- First, of course, there's U.S. News, which isn't alternative at all. U.S. News takes into account: a peer assessment score, a lawyers/judges assessment score, a median LSAT score, a median GPA score, acceptance rate, employment rates, bar passage rates, expenditures per student, student/faculty ratio, and library resources. This year, statistics for part-time programs were added to this mix.
- Next, there's the Brian Leiter rankings. This year Professor Leiter focused on peer assessment and lawyers/judges assessment, noting that only 70% of peers and 31% of lawyers/judges responded to the U.S. News surveys.
- Then, there's the Liberty and Light rankings, also known as the 53% rankings. These rankings take into account a peer assessment score, a lawyers/judges assessment score, a median LSAT score, and a student/faculty ratio score.
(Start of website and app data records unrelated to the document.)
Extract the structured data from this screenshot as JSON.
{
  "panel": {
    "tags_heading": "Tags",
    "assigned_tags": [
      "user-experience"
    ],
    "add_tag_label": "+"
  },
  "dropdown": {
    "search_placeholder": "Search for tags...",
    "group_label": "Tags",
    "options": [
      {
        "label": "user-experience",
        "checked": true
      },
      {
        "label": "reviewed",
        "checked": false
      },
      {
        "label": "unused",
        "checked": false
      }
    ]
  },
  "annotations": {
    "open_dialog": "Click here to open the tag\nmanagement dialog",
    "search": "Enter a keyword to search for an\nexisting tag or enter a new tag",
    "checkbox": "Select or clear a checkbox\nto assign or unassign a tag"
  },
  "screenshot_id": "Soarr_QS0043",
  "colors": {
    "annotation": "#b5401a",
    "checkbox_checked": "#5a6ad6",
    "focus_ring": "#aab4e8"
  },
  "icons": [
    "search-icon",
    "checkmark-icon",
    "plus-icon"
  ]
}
Notably excluded are median GPA, acceptance rate, employment rate and bar passage rate, since these are not really comparable from school-to-school or state-to-state.
- You could also check out the Hylton rankings, which take into account only the peer assessment ratings and a median LSAT score. Looks pretty bare bones, but the assertion that all other stats used by U.S. News are arbitrary or redundant, does seem to have some merit. I haven't seen a 2009/2010 version of the Hylton rankings yet; the link above is to 2007/2008 version.
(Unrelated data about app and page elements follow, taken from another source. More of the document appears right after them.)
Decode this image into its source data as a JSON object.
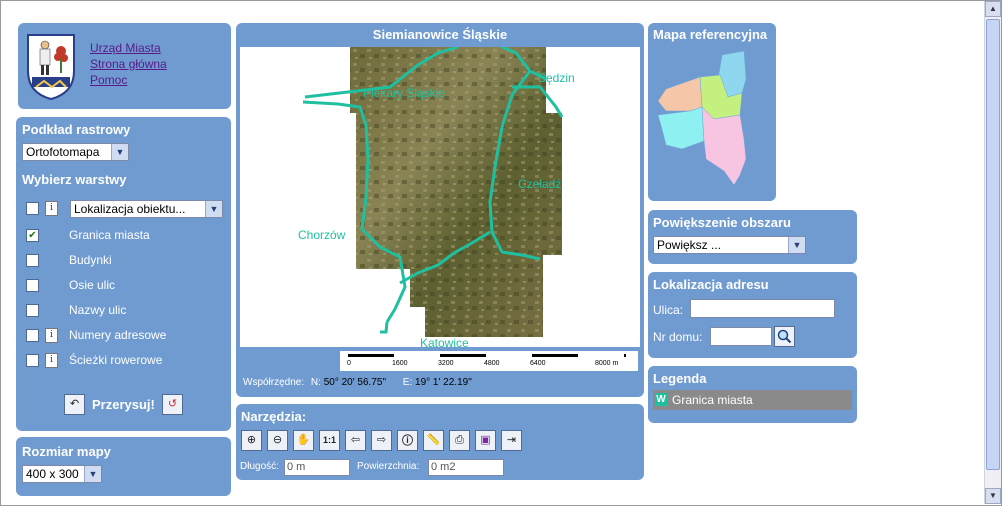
{
  "header": {
    "links": [
      "Urząd Miasta",
      "Strona główna",
      "Pomoc"
    ]
  },
  "raster": {
    "title": "Podkład rastrowy",
    "selected": "Ortofotomapa",
    "layers_title": "Wybierz warstwy",
    "layer_select": "Lokalizacja obiektu...",
    "layers": [
      {
        "label": "Granica miasta",
        "checked": true,
        "info": false
      },
      {
        "label": "Budynki",
        "checked": false,
        "info": false
      },
      {
        "label": "Osie ulic",
        "checked": false,
        "info": false
      },
      {
        "label": "Nazwy ulic",
        "checked": false,
        "info": false
      },
      {
        "label": "Numery adresowe",
        "checked": false,
        "info": true
      },
      {
        "label": "Ścieżki rowerowe",
        "checked": false,
        "info": true
      }
    ],
    "redraw_label": "Przerysuj!"
  },
  "size": {
    "title": "Rozmiar mapy",
    "selected": "400 x 300"
  },
  "map": {
    "title": "Siemianowice Śląskie",
    "places": [
      "Piekary Śląskie",
      "Będzin",
      "Czeladź",
      "Chorzów",
      "Katowice"
    ],
    "scale_ticks": [
      "0",
      "1600",
      "3200",
      "4800",
      "6400",
      "8000 m"
    ],
    "coords_label": "Współrzędne:",
    "n_label": "N:",
    "n_value": "50° 20' 56.75\"",
    "e_label": "E:",
    "e_value": "19° 1' 22.19\""
  },
  "tools": {
    "title": "Narzędzia:",
    "buttons": [
      "zoom-in",
      "zoom-out",
      "pan",
      "1:1",
      "previous",
      "next",
      "info",
      "measure",
      "print",
      "legend",
      "export"
    ],
    "length_label": "Długość:",
    "length_value": "0 m",
    "area_label": "Powierzchnia:",
    "area_value": "0 m2"
  },
  "refmap": {
    "title": "Mapa referencyjna"
  },
  "zoom": {
    "title": "Powiększenie obszaru",
    "selected": "Powiększ ..."
  },
  "address": {
    "title": "Lokalizacja adresu",
    "street_label": "Ulica:",
    "house_label": "Nr domu:",
    "street_value": "",
    "house_value": ""
  },
  "legend": {
    "title": "Legenda",
    "items": [
      "Granica miasta"
    ]
  },
  "colors": {
    "panel": "#6f9bd1",
    "boundary": "#1fc0a0",
    "link": "#5a1a8a"
  }
}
- Well, maybe the Hemholtz rankings (.pdf) are more up your alley. The Hemholtz rankings factor in a peer assessment score, a median LSAT score, and a median GPA score.
- If you really like self-serving rankings, check out the Thomas Cooley rankings. The Thomas Cooley rankings take into account over 32 variables, the two most important being the size of the school and whether or not the school is named Thomas Cooley School of Law. Amazingly, Thomas Cooley School of Law still came in at 12th here, a 169 spot difference from its U.S. News ranking, but a surprisingly low showing considering.
- Last, but not most ridiculous, is the Google American Law School rankings. This system takes into account which schools come up first on a Google search for "law school." I know this sounds unscientific, but don't worry, they used a "clean browser" and "appropriate filtering," so the results are about as methodologically sound as the U.S. News results.
GPA standards vary by undergrad school, so GPAs are not a reasonable way to compare law school quality. Bar passage rates vary by state due to differences in bar exam difficulty, so they are also not a reasonable way to compare law school quality. I don't see the relationship between acceptance rates and law school quality either. Factoring in library resources seems particularly ridiculous considering most legal research happens on online databases these days.